Purposes: Overtraining syndrome (OTS) is an unexplained underperformance syndrome triggered by excessive training, insufficient caloric intake, inadequate sleep, and excessive cognitive and social demands. Investigation of the recovery process from OTS has not been reported to date. The objective was to unveil novel markers and biochemical and clinical behaviors during the restoration process of OTS. Methods: This was a 12-week interventional protocol in 12 athletes affected by OTS, including increase of caloric intake, transitory interruption of training, improvement of sleep quality, and management of stress, followed by the assessment of 50 parameters including basal and hormonal responses to an insulin tolerance test and nonhormonal biochemical markers, and body metabolism and composition. Results: Early cortisol (P = .023), late ACTH (adrenocorticotrophic hormone) (P = .024), and early and late growth hormone (P = .005 and P = .038, respectively) responses, basal testosterone (P = .038), testosterone:estradiol ratio (P = .0005), insulinlike growth factor 1 (P = .004), cortisol awakening response (P = .001), and free thyronine (P = .069) increased, while basal estradiol (P = .033), nocturnal urinary catecholamines (P = .038), and creatine kinase (P = .071) reduced. Conversely, markers of body metabolism and composition had slight nonsignificant improvements. Conclusion: After a 12-week intervention, athletes affected by actual OTS disclosed a mix of non-, partial, and full recovery processes, demonstrating that remission of OTS is as complex as its occurrence.

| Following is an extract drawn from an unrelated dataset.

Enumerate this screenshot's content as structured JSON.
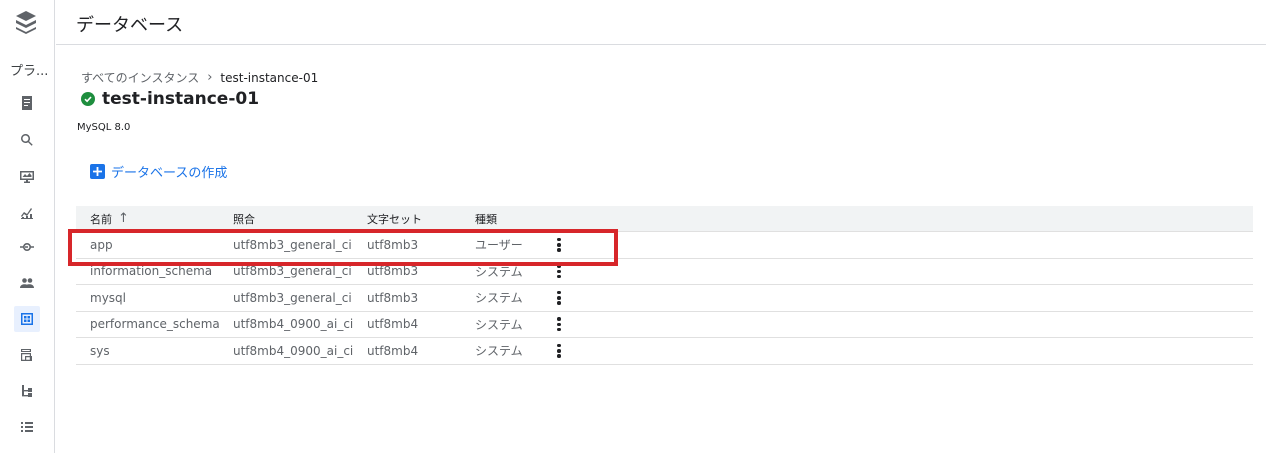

Christina C.P. Cepeda, Angélica Lodovico, Neil Fowler, and André L.F. Rodacki
Aging is related to a progressive remodeling of the neuromuscular system, which includes muscle mass, strength, and power reductions. This study investigated the effect of an eight-week dance program on fascicle pennation angle, fascicle length, and thickness of the vastus lateralis (VL), tibialis anterior (TA), biceps femoris (BF), and gastrocnemius medialis (GM) muscles using ultrasound images. Thirty-four healthy older women were randomly assigned to either a dancing (DG: n = 19, 69.1 ± 6.5 years, 72.5 ± 11.7 kg) or control group (CG: n = 15, 71.5 ± 7.4 years, 70.9 ± 9.3 kg). After training, the DG showed greater (p < .05) thickness for VL (16%), TA (17%), BF (19%), and GM (15%); pennation angle for VL (21%), TA (23%), BF (21%), and GM (17%); and fascicle length for VL (11%), TA (12%), BF (10%), and GM (10%). These findings suggest that dance training was effective to change the lower limb muscle architecture in older female adults.
Alif Laila Tisha, Ashley Allison Armstrong, Amy Wagoner Johnson, and Citlali López-Ortiz
Cerebral palsy (CP) is a nonprogressive neurological disorder, commonly diagnosed at birth, which causes abnormal muscle activity and coordination. There are approximately 764,000 children and adults with CP in the United States today, with one in 300 newborns diagnosed with CP. 1 Despite the